“Groundless hope, like unconditional love, is the only kind worth having.” — John Perry Barlow
“That’s not the kind of thing I do.”
How many times a week do you say that?
How many times do you think it?
It’s a dangerous phrase.
Because it leads you to limit yourself.
It’s easy to become limited by your own narrative.
Just because something isn’t the kind of thing you do, doesn’t mean it can’t be.
Now, on to this week’s ideas…
“Most conversations nowadays are one-sided, involving one party simply waiting for his or her turn to speak. The Conversation Dinner was something else. It felt like a joint effort to speculate and explore themes shared by all of humanity; understanding each other was an integral part of the process.”
It’s one thing to have a good conversation at dinner, but it’s another to have a Conversation Dinner.
Christina Ling explains how to create a Conversation Dinner, inspired by a series of events organized by the Oxford Muse Foundation to develop new methods to improve personal, professional, and intercultural relationships.
A Conversation Dinner brings together a group of people for dinner, separates them into pairs of people who didn’t know each other previously, and presents them with a menu of conversation topics to discuss throughout the meal.
Sample conversation menu topics include questions like “How have your priorities changed over the years?,” “What are you rebelling against now?,” and “What do you need that money cannot buy?”
“We need to stop telling them, ‘Get a mentor and you will excel,’ Instead we need to tell them, ‘Excel and you will get a mentor.’”
Most people misunderstand what it means to have a mentor and how to acquire one.
He points out people misunderstand the purpose of internships, use the term mentorship when they shouldn’t, and become overdependent on mentors to solve their problems.
“How would we feel if one company controlled 92 percent of the global construction and engineering trade? Or 92 percent of the world’s paper and forest products? Would we worry that their power and influence had breached a reasonable threshold, or would we just think they were awesome innovators, as we do with Google?”
No matter how you feel about Amazon, Apple, Facebook, Google, and government regulation, you should read this Esquire article.
Scott Galloway offers a look at how powerful these companies have become and explains why he believes the four biggest tech companies should be broken up.
Long story short?

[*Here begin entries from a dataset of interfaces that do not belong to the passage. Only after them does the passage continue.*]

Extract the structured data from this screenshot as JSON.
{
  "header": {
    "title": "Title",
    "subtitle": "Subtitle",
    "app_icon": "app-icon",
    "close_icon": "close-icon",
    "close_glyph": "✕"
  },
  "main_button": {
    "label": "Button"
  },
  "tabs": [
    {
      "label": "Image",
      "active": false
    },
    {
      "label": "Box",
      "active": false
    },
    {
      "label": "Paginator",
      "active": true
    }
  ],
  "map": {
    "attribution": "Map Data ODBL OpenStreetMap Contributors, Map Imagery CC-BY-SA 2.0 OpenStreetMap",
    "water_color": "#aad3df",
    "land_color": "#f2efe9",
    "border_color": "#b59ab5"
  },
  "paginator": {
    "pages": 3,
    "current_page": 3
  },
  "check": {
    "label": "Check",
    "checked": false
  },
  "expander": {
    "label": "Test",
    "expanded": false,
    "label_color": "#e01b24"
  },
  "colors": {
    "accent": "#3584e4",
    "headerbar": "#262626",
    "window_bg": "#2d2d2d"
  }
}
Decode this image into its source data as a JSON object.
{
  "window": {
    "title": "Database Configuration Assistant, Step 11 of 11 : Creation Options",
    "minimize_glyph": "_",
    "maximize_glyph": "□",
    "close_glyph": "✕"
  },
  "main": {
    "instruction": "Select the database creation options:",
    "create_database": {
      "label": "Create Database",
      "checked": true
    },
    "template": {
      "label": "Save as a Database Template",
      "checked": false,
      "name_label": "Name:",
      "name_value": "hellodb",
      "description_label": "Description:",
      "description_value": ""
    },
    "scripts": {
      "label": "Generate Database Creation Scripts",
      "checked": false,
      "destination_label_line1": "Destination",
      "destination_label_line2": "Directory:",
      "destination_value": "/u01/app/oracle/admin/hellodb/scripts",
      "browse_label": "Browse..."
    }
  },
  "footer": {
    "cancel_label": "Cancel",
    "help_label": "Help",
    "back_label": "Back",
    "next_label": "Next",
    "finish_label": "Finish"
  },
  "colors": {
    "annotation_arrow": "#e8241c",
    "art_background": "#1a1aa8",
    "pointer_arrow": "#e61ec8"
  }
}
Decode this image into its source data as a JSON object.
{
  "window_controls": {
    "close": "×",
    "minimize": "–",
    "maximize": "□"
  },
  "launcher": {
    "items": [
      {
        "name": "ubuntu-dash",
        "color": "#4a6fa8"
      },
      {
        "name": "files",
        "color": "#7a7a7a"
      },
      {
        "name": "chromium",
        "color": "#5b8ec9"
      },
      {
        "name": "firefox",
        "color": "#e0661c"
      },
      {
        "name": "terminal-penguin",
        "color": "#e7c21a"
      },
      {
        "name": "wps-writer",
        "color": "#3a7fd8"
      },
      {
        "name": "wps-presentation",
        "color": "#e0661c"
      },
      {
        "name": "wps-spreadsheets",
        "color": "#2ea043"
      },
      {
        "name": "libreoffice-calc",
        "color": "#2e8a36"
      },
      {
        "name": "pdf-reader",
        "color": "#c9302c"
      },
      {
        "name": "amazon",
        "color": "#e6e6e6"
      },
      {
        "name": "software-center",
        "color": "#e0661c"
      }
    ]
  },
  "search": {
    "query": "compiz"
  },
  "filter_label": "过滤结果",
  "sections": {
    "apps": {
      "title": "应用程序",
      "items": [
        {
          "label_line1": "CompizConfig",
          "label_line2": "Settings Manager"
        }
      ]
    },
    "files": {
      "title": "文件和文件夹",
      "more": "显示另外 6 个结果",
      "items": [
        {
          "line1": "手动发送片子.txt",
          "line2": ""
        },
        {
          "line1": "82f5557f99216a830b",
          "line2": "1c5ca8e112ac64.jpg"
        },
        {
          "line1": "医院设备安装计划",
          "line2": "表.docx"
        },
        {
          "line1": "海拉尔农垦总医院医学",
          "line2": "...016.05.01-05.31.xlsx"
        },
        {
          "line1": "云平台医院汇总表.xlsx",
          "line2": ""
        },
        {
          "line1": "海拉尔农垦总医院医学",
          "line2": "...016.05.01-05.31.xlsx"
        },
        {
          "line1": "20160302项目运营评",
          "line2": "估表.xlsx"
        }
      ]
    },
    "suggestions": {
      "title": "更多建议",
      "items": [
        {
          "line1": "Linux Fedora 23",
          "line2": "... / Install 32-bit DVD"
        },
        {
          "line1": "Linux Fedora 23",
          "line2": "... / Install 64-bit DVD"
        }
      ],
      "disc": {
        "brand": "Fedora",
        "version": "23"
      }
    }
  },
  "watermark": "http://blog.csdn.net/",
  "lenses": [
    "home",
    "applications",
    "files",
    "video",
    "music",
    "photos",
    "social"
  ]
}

“A key part of a healthy economic cycle is pruning firms when they become invasive, cause premature death, and won’t let other firms emerge. The breakup of big tech should and will happen, because we’re capitalists. It’s time.”
“Never assume the motives of others are, to them, less noble than yours are to you.”
Silicon Valley visionary John Perry Barlow passed away recently and Kottke.org marked the occasion by sharing this list of 25 Principles of Adult Behavior he wrote 40 years ago.
They include to avoid the pursuit of happiness, praise at least as often as you disparage, and expand your sense of the possible.
“Convenience seems to make our decisions for us, trumping what we like to imagine are our true preferences.”
How often do you choose the easiest option?
In this The New York Times column, Tim Wu (author of The Master Switch, which I also recommend) explains why convenience is the most underestimated force in the world and what that means for us.
He suggests you make an effort to embrace inconvenience because that’s where individuality is found.
“You’ll get far better results by making one strong point per well-told story. Because it’s not what you say, it’s what gets remembered that matters!”
If you want more people to talk about your product, creation, or service, this is worth a read.
Keri Vandongen shares a collection of 10 storytelling hacks from storytelling experts including to feature your ideal customer as a reluctant hero in your story, include the element of surprise, and focus on one “phrase that pays.”
“The only way to build a sustainable audience is to show up. Over and over again. More often and longer than most people feel comfortable with.”
Don’t be intimidated by the title of this post — it doesn’t actually include 100 rules (you’ll see).
“Providing a sense of progression is a form of feedback and is a key component of making unpleasant tasks more manageable.”
It’s hard enough to get people to develop habits they want to develop, but what about the ones they don’t want to develop?
Nir Eyal breaks down how to get people to do things they don’t want to do and suggests there are three key elements to focus on including to break down tasks into small chunks, reduce people’s pain by showing them their progress, and offer extrinsic rewards.
“Happiness studies seem to be a way of convincing people they’re happy — or could be happy — even as they’re being dealt increasingly bad hands in terms of things like income inequality, educational affordability, and access to health care.”
In his new book Happier? The History of a Cultural Movement That Aspired to Transform America, cultural historian Daniel Horowitz examines how our rising interest in happiness may actually prevent us from being happy.
He examines the down side of positive psychology and points to research that shows as we’ve become more preoccupied with the idea of happiness, our overall happiness has decreased.
“Fitness talks muscles before spine. Gymnasts focus on how they are moving their body — and they also just happen to have awesome posture and a really strong core.”
This 13-minute TEDx Talk might change the way you sit and stand.
Roger Frampton breaks down why chairs are your enemy, explains why the most common exercise metrics are flawed, and suggests you’d be better served to model your posture after what came natural to you as a child.